Their post-Katrina signs are an inspiration to others. Anyone who's driven Highway 90 through Gulfport can tell you where Lee and Chi Chi live.

But you may not know the story behind those signs and the determined couple that's building back.

"Oh, none at all. No," said Lee Bryant, explaining there was never any doubt about he and Chi Chi rebuilding. "We decided from day one after the hurricane. We came down here and looked and drove along the beach and said, 'Hey, we're going to rebuild. We're going to rebuild.'"

The Lee and Chi Chi FEMA trailer will soon give way to a 3300 square foot beach front home. It's a hurricane resistant structure.

Contractor J.B. Taylor points out multiple hurricane strapping and something different - Hurri-Bolts , which are basically thick steel bolts that run from foundation to rooftop.

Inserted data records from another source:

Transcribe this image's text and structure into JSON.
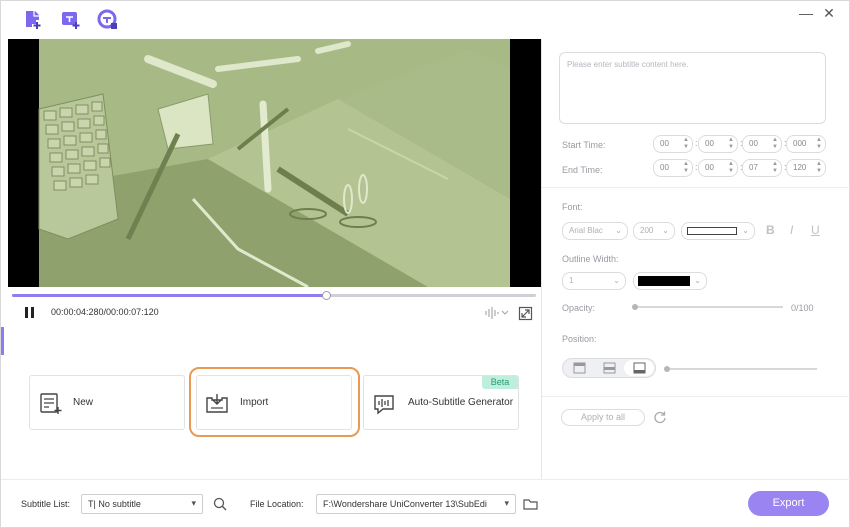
{
  "toolbar": {
    "icons": [
      "add-file-icon",
      "add-subtitle-icon",
      "subtitle-edit-icon"
    ]
  },
  "window": {
    "minimize_label": "—",
    "close_label": "✕"
  },
  "player": {
    "timecode": "00:00:04:280/00:00:07:120",
    "progress": 0.601
  },
  "options": {
    "new_label": "New",
    "import_label": "Import",
    "auto_label": "Auto-Subtitle Generator",
    "beta_label": "Beta"
  },
  "bottom": {
    "subtitle_list_label": "Subtitle List:",
    "subtitle_value": "No subtitle",
    "file_location_label": "File Location:",
    "file_location_value": "F:\\Wondershare UniConverter 13\\SubEdi",
    "export_label": "Export"
  },
  "editor": {
    "placeholder": "Please enter subtitle content here.",
    "start_time_label": "Start Time:",
    "end_time_label": "End Time:",
    "start_time": [
      "00",
      "00",
      "00",
      "000"
    ],
    "end_time": [
      "00",
      "00",
      "07",
      "120"
    ],
    "font_label": "Font:",
    "font_name": "Arial Blac",
    "font_size": "200",
    "font_color": "#ffffff",
    "bold_label": "B",
    "italic_label": "I",
    "underline_label": "U",
    "outline_label": "Outline Width:",
    "outline_value": "1",
    "outline_color": "#000000",
    "opacity_label": "Opacity:",
    "opacity_value": "0/100",
    "position_label": "Position:",
    "apply_label": "Apply to all"
  },
  "colors": {
    "accent": "#9a84f2",
    "highlight": "#e89a55",
    "beta_bg": "#bfeedd",
    "beta_text": "#1e9e70"
  }
}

"Yes. This is one continuous bolt all the way through the whole house to the very top. And it more or less squeezes everything together, to try and keep from uplift. It's the newest thing on the market," said Taylor.

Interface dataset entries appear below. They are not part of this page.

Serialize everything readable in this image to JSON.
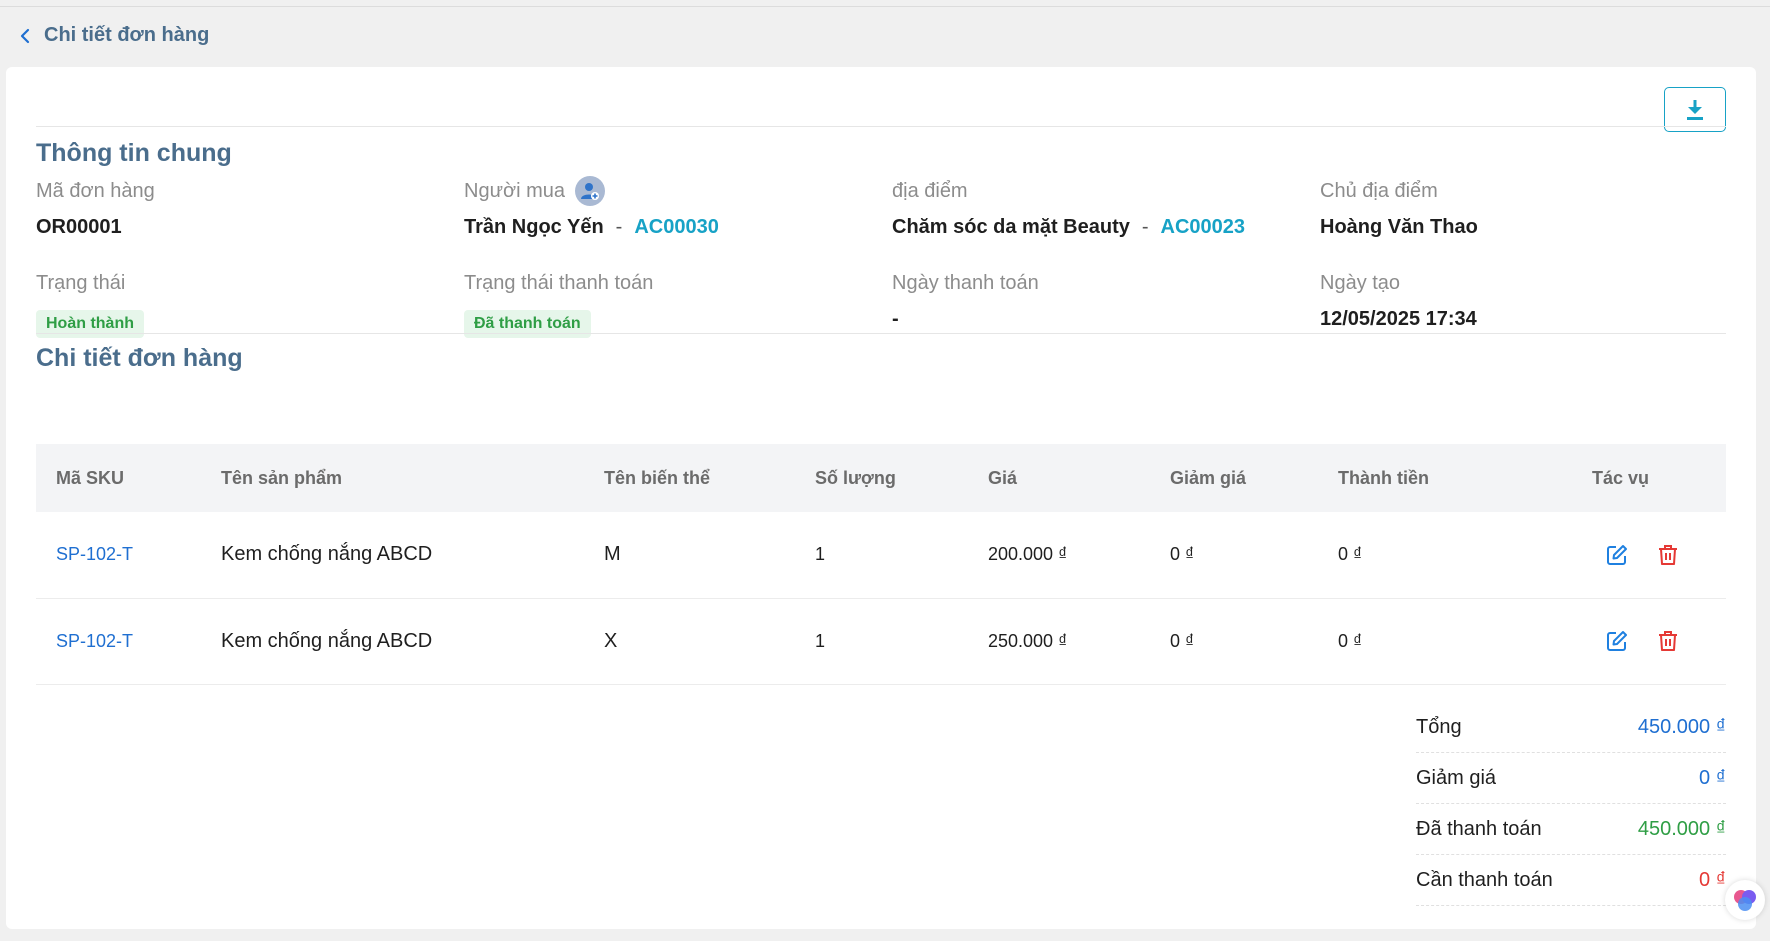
{
  "header": {
    "back_label": "Chi tiết đơn hàng"
  },
  "general": {
    "title": "Thông tin chung",
    "order_code_label": "Mã đơn hàng",
    "order_code": "OR00001",
    "buyer_label": "Người mua",
    "buyer_name": "Trần Ngọc Yến",
    "buyer_code": "AC00030",
    "location_label": "địa điểm",
    "location_name": "Chăm sóc da mặt Beauty",
    "location_code": "AC00023",
    "owner_label": "Chủ địa điểm",
    "owner_name": "Hoàng Văn Thao",
    "status_label": "Trạng thái",
    "status": "Hoàn thành",
    "payment_status_label": "Trạng thái thanh toán",
    "payment_status": "Đã thanh toán",
    "payment_date_label": "Ngày thanh toán",
    "payment_date": "-",
    "created_label": "Ngày tạo",
    "created_date": "12/05/2025 17:34",
    "dash": "-"
  },
  "details": {
    "title": "Chi tiết đơn hàng",
    "columns": [
      "Mã SKU",
      "Tên sản phẩm",
      "Tên biến thể",
      "Số lượng",
      "Giá",
      "Giảm giá",
      "Thành tiền",
      "Tác vụ"
    ],
    "rows": [
      {
        "sku": "SP-102-T",
        "name": "Kem chống nắng ABCD",
        "variant": "M",
        "qty": "1",
        "price": "200.000 ₫",
        "discount": "0 ₫",
        "total": "0 ₫"
      },
      {
        "sku": "SP-102-T",
        "name": "Kem chống nắng ABCD",
        "variant": "X",
        "qty": "1",
        "price": "250.000 ₫",
        "discount": "0 ₫",
        "total": "0 ₫"
      }
    ]
  },
  "summary": {
    "total_label": "Tổng",
    "total": "450.000 ₫",
    "discount_label": "Giảm giá",
    "discount": "0 ₫",
    "paid_label": "Đã thanh toán",
    "paid": "450.000 ₫",
    "due_label": "Cần thanh toán",
    "due": "0 ₫"
  },
  "colors": {
    "accent": "#17a2c6",
    "link": "#1f6fd1",
    "success": "#2f9e45",
    "danger": "#e53935",
    "heading": "#4a6d8c"
  },
  "icons": {
    "back": "chevron-left-icon",
    "download": "download-icon",
    "buyer": "user-plus-icon",
    "edit": "edit-icon",
    "delete": "trash-icon"
  }
}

Bricks salvaged from their old home will be incorporated into the new construction. Katrina left them with little more than a slab and a tree swing, but Lee and Chi Chi decided early on to share their optimism with others. That's how those signs came about.

"I drove down the beach two or three days after the hurricane and it was nothing but destruction, destruction, destruction. And I said to myself, if I could just be one of the first ones to rebuild, and show folks it could be done, I just felt compelled to do so," said Bryant.

"Everything's positive. Everything they look at, they have a positive outlook on life, about the coast. And everybody needs to take heed and look at what they're doing. They're an inspiration to all of us," said home consultant, Wayne O'Neal.

Lee and Chi Chi are enjoying their FEMA trailer, but they hope to move into their "new pad" sometime in mid to late July.